When asked about the mission of the NAACP LDF, Sherrilyn Ifill, President & Director of the nation’s premier civil rights law organization, stated, “I am fond of saying that civil rights work is the work of democracy maintenance. I truly believe that. Our fundamental mission is to eliminate barriers to equality, opportunity and justice for African- Americans. In doing that work, we push this country to be faithful and true to the principles of equality, justice and fairness that are in our Constitution and that undergird our legal system.” The organization was founded and led by former Supreme Court justice Thurgood Marshall and has continued take the lead in civil rights litigation and advocacy for 75 years. “My job is to shape and lead the strategic work of the organization, to be a national spokesperson for the most pressing civil rights issues faced by African-Americans today, and to see to it that our organization has the resources it needs to provide the highest level of civil rights lawyering and advocacy for the most marginalized African-Americans.”
While many have asked about the relevance of organizations such as LDF, current events highlight that more continues to divide the country and impacts the importance of diversity. “Diversity is a quintessential American quality and we should be making the most of it. Our country is, by its very nature, diverse. In many ways, it is America’s greatest asset. We should celebrate and exploit that asset by ensuring that our work, our decision-making and our lives are shaped by the perspectives, skills and experiences of diverse voices. Segregation and racial exclusion are not only illegal, but they also impoverish our thinking, our decision-making and ability to solve problems. It still astonishes me that diversity is even something controversial,” Ifill continued. “When Justice Thurgood Marshall retired from the bench, many of his colleagues wrote about the unique perspectives that he brought to the room when the justices talked about their cases. I remember that Justice Byron White wrote that Marshall told the justices things that they simply could not know because of their limited experiences. Over the past few months, this nation has been compelled to confront the reality of racial profiling and police violence against unarmed African-Americans. The legal profession needs to be informed by the perspectives and knowledge of African-Americans, women and other minority lawyers who understand the unique realities of diverse communities, and who can infuse legal strategies and decision-making with this knowledge.”

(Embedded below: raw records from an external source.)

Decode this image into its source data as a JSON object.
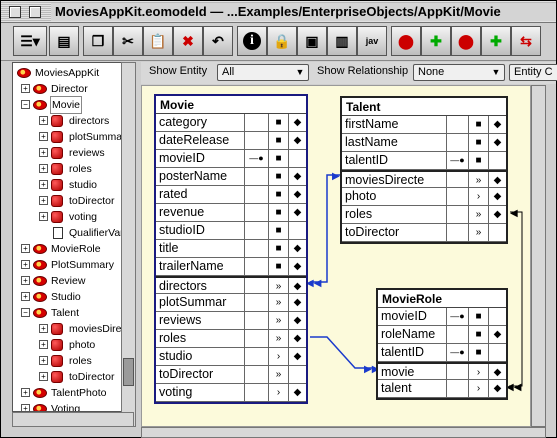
{
  "window": {
    "title": "MoviesAppKit.eomodeld  — ...Examples/EnterpriseObjects/AppKit/Movie"
  },
  "toolbar": {
    "buttons": [
      "outline-view",
      "browser-view",
      "new-entity",
      "cut",
      "paste",
      "delete",
      "undo",
      "inspector",
      "lock",
      "generate-sql",
      "new-attribute",
      "javadoc",
      "add-entity",
      "add-attribute",
      "add-relationship",
      "add-fetch",
      "flatten"
    ]
  },
  "filter": {
    "show_entity_label": "Show Entity",
    "show_entity_value": "All",
    "show_relationship_label": "Show Relationship",
    "show_relationship_value": "None",
    "entity_label": "Entity C"
  },
  "tree": {
    "root": "MoviesAppKit",
    "items": [
      {
        "label": "Director",
        "kind": "entity",
        "level": 1,
        "expanded": false
      },
      {
        "label": "Movie",
        "kind": "entity",
        "level": 1,
        "expanded": true,
        "selected": true
      },
      {
        "label": "directors",
        "kind": "rel",
        "level": 2
      },
      {
        "label": "plotSummary",
        "kind": "rel",
        "level": 2
      },
      {
        "label": "reviews",
        "kind": "rel",
        "level": 2
      },
      {
        "label": "roles",
        "kind": "rel",
        "level": 2
      },
      {
        "label": "studio",
        "kind": "rel",
        "level": 2
      },
      {
        "label": "toDirector",
        "kind": "rel",
        "level": 2
      },
      {
        "label": "voting",
        "kind": "rel",
        "level": 2
      },
      {
        "label": "QualifierVar",
        "kind": "doc",
        "level": 2
      },
      {
        "label": "MovieRole",
        "kind": "entity",
        "level": 1
      },
      {
        "label": "PlotSummary",
        "kind": "entity",
        "level": 1
      },
      {
        "label": "Review",
        "kind": "entity",
        "level": 1
      },
      {
        "label": "Studio",
        "kind": "entity",
        "level": 1
      },
      {
        "label": "Talent",
        "kind": "entity",
        "level": 1,
        "expanded": true
      },
      {
        "label": "moviesDirected",
        "kind": "rel",
        "level": 2
      },
      {
        "label": "photo",
        "kind": "rel",
        "level": 2
      },
      {
        "label": "roles",
        "kind": "rel",
        "level": 2
      },
      {
        "label": "toDirector",
        "kind": "rel",
        "level": 2
      },
      {
        "label": "TalentPhoto",
        "kind": "entity",
        "level": 1
      },
      {
        "label": "Voting",
        "kind": "entity",
        "level": 1
      }
    ]
  },
  "diagram": {
    "movie": {
      "title": "Movie",
      "rows": [
        {
          "name": "category",
          "c1": "",
          "c2": "lock",
          "c3": "dot"
        },
        {
          "name": "dateRelease",
          "c1": "",
          "c2": "lock",
          "c3": "dot"
        },
        {
          "name": "movieID",
          "c1": "key",
          "c2": "lock",
          "c3": ""
        },
        {
          "name": "posterName",
          "c1": "",
          "c2": "lock",
          "c3": "dot"
        },
        {
          "name": "rated",
          "c1": "",
          "c2": "lock",
          "c3": "dot"
        },
        {
          "name": "revenue",
          "c1": "",
          "c2": "lock",
          "c3": "dot"
        },
        {
          "name": "studioID",
          "c1": "",
          "c2": "lock",
          "c3": ""
        },
        {
          "name": "title",
          "c1": "",
          "c2": "lock",
          "c3": "dot"
        },
        {
          "name": "trailerName",
          "c1": "",
          "c2": "lock",
          "c3": "dot"
        },
        {
          "name": "directors",
          "c1": "",
          "c2": "many",
          "c3": "dot"
        },
        {
          "name": "plotSummar",
          "c1": "",
          "c2": "many",
          "c3": "dot"
        },
        {
          "name": "reviews",
          "c1": "",
          "c2": "many",
          "c3": "dot"
        },
        {
          "name": "roles",
          "c1": "",
          "c2": "many",
          "c3": "dot"
        },
        {
          "name": "studio",
          "c1": "",
          "c2": "one",
          "c3": "dot"
        },
        {
          "name": "toDirector",
          "c1": "",
          "c2": "many",
          "c3": ""
        },
        {
          "name": "voting",
          "c1": "",
          "c2": "one",
          "c3": "dot"
        }
      ]
    },
    "talent": {
      "title": "Talent",
      "rows": [
        {
          "name": "firstName",
          "c1": "",
          "c2": "lock",
          "c3": "dot"
        },
        {
          "name": "lastName",
          "c1": "",
          "c2": "lock",
          "c3": "dot"
        },
        {
          "name": "talentID",
          "c1": "key",
          "c2": "lock",
          "c3": ""
        },
        {
          "name": "moviesDirecte",
          "c1": "",
          "c2": "many",
          "c3": "dot"
        },
        {
          "name": "photo",
          "c1": "",
          "c2": "one",
          "c3": "dot"
        },
        {
          "name": "roles",
          "c1": "",
          "c2": "many",
          "c3": "dot"
        },
        {
          "name": "toDirector",
          "c1": "",
          "c2": "many",
          "c3": ""
        }
      ]
    },
    "movierole": {
      "title": "MovieRole",
      "rows": [
        {
          "name": "movieID",
          "c1": "key",
          "c2": "lock",
          "c3": ""
        },
        {
          "name": "roleName",
          "c1": "",
          "c2": "lock",
          "c3": "dot"
        },
        {
          "name": "talentID",
          "c1": "key",
          "c2": "lock",
          "c3": ""
        },
        {
          "name": "movie",
          "c1": "",
          "c2": "one",
          "c3": "dot"
        },
        {
          "name": "talent",
          "c1": "",
          "c2": "one",
          "c3": "dot"
        }
      ]
    }
  },
  "glyphs": {
    "lock": "■",
    "dot": "◆",
    "many": "»",
    "one": "›",
    "key": "—●"
  }
}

The NAACP LDF has a specific agenda to meet the needs of its constituency and the nation. “LDF is focused on four key areas that we think constitute the fault line for equality and justice: education, economic opportunity, criminal justice and voting rights. We regard voting rights and the full opportunity for meaningful political participation to be core work of our organization – and it has been since LDF successfully challenged the all-white primary elections in Texas in the 1940s. The weight of the criminal justice system and the unequal application of our law enforcement apparatus on African- Americans have devastated so many of our families and communities. Changing this is a high priority for us.” She added, “Of course, education remains at the core of who we are. We have just passed the 60th anniversary of Brown v. Board of Education. We take the challenge of Brown seriously and we continue to focus our efforts on education in the South, especially. Currently, we are looking more closely at returning to housing segregation and inequity as a key area of focus.”
In recognition of LDF’s 75th anniversary, Ifill excitedly shared that LDF will launch a new initiative this year. “The Thurgood Marshall Policy Institute, a research, advocacy and communications think tank within LDF will allow us to work more effectively at shaping the terms of the debate about race and civil rights in this country,” she explained.
Sherrilyn Ifill and NAACP LDF continue to drive diversity and democracy in the legal profession and the United States.